BEGIN

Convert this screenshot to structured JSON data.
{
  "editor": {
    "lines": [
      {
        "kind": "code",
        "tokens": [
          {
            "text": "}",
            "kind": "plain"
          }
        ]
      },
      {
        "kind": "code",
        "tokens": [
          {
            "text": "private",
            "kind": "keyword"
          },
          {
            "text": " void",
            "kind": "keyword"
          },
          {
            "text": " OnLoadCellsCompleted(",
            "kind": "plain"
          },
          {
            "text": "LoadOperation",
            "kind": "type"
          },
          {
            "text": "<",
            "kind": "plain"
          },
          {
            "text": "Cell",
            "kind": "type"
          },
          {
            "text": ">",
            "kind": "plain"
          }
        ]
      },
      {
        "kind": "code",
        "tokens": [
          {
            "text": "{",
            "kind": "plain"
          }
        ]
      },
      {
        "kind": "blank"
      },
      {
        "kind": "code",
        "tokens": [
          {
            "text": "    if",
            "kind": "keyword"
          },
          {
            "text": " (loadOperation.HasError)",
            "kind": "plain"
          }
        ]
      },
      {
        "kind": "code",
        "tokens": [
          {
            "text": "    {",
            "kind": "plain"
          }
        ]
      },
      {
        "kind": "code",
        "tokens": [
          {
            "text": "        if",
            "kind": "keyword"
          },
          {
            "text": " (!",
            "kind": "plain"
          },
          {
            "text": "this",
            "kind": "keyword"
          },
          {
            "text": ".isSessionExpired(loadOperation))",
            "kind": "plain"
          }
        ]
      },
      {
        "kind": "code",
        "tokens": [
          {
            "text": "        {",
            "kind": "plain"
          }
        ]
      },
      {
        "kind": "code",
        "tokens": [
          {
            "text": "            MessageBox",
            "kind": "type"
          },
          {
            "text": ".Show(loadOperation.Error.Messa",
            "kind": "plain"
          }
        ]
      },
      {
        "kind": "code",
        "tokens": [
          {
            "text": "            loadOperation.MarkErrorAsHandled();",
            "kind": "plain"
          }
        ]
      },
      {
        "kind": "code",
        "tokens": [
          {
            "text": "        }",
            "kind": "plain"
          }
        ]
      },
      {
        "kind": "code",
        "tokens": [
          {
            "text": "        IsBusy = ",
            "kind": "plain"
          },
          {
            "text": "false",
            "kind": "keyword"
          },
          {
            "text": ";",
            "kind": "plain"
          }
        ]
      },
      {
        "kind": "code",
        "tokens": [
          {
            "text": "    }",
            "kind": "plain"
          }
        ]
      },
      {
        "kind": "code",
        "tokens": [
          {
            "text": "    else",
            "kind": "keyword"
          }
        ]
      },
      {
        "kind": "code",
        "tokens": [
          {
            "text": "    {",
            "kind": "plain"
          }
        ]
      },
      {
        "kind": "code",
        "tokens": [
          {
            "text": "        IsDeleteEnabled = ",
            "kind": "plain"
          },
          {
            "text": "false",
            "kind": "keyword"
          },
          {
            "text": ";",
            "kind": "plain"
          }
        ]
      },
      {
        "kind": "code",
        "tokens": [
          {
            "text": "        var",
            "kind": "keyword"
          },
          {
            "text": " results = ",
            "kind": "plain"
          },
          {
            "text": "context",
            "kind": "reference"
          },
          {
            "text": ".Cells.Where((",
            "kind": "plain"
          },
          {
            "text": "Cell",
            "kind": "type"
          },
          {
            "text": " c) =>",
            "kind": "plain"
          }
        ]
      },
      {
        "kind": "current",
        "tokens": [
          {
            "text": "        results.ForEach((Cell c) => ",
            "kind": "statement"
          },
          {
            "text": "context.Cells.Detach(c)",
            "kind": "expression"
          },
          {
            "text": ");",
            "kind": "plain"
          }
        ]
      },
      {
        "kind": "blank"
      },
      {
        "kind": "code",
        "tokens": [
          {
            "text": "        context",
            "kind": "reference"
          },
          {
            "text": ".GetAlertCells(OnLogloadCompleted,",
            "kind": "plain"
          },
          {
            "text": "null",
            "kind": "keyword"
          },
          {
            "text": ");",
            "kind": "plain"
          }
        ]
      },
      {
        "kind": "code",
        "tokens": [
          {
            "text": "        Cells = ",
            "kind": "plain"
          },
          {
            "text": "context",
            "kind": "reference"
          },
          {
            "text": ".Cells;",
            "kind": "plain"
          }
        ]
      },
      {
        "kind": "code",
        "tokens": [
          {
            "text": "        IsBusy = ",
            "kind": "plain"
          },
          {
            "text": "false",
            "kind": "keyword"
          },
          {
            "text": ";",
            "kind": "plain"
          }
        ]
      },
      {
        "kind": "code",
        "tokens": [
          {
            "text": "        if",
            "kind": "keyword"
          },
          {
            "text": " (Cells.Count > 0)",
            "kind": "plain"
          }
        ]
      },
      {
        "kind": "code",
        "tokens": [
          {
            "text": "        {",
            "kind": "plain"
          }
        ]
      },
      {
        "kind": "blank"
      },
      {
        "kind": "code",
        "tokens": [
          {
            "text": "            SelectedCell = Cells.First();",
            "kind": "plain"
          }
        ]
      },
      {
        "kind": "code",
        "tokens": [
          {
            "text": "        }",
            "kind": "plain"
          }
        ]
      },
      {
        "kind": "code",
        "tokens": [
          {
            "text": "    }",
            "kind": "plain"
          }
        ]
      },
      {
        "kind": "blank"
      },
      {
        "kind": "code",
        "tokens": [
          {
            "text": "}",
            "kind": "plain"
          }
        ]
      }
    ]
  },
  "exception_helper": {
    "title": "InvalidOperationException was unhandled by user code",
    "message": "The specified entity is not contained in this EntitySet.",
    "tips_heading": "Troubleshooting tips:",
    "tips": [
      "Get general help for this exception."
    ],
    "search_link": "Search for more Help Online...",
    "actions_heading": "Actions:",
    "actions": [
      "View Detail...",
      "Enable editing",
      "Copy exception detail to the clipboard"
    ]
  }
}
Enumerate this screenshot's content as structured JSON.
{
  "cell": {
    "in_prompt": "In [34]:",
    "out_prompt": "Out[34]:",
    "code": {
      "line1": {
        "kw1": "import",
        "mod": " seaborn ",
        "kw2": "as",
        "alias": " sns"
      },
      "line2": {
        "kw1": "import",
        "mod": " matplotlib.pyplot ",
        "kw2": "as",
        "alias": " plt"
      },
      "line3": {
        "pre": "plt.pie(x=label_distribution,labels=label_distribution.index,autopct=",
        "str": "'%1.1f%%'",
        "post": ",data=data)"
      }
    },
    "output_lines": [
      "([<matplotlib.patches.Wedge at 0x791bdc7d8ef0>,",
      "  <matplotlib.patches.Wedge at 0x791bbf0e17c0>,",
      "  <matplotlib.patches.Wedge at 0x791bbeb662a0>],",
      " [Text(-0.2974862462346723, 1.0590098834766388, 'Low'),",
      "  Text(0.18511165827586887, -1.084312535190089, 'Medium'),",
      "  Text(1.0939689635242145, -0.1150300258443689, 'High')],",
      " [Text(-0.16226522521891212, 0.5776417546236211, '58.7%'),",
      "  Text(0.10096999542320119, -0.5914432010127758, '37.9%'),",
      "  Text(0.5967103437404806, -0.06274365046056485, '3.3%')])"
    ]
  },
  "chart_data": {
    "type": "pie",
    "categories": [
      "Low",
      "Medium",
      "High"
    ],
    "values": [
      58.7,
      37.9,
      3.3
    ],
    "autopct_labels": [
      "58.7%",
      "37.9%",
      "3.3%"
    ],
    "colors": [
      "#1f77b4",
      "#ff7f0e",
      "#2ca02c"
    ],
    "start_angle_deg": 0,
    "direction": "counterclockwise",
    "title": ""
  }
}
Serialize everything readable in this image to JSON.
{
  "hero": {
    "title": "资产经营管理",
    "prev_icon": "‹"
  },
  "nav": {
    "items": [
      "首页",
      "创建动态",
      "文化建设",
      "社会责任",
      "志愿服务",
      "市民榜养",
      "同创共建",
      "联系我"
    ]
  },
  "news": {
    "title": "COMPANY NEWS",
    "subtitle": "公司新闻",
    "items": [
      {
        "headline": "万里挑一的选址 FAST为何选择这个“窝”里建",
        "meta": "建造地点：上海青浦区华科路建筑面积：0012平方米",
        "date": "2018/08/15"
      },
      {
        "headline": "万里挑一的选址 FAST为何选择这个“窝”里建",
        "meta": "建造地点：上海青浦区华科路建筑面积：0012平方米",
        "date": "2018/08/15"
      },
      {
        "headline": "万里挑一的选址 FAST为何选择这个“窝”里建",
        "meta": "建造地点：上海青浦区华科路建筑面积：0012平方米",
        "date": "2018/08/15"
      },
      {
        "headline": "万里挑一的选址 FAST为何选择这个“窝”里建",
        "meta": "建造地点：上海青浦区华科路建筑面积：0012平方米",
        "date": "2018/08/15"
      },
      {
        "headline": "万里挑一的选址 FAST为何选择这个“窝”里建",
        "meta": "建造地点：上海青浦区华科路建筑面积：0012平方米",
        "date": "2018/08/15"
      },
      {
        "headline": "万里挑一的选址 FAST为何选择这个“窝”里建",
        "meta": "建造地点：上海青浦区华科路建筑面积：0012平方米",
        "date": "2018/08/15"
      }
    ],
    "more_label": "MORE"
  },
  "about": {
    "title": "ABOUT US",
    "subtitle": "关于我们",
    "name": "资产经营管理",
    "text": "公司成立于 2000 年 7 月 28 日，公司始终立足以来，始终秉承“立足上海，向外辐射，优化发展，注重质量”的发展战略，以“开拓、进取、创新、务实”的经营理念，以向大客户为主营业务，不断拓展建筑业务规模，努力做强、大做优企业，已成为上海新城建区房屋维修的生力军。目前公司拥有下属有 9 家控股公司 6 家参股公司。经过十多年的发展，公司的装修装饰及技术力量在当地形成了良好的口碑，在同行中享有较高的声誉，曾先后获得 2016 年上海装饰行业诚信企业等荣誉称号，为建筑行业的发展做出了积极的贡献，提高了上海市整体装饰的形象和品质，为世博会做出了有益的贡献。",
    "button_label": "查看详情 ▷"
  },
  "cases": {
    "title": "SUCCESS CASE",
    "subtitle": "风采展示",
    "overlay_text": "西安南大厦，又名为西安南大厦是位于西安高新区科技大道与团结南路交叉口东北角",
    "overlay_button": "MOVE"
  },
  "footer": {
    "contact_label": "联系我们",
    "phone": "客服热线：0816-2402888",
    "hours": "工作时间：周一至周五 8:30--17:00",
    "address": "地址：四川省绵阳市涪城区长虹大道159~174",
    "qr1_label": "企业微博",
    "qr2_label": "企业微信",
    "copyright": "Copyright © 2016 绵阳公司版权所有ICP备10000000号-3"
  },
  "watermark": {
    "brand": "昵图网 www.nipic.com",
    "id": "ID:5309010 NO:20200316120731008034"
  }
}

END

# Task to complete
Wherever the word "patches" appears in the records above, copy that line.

# Answer to this problem
      "([<matplotlib.patches.Wedge at 0x791bdc7d8ef0>,",
      "  <matplotlib.patches.Wedge at 0x791bbf0e17c0>,",
      "  <matplotlib.patches.Wedge at 0x791bbeb662a0>],",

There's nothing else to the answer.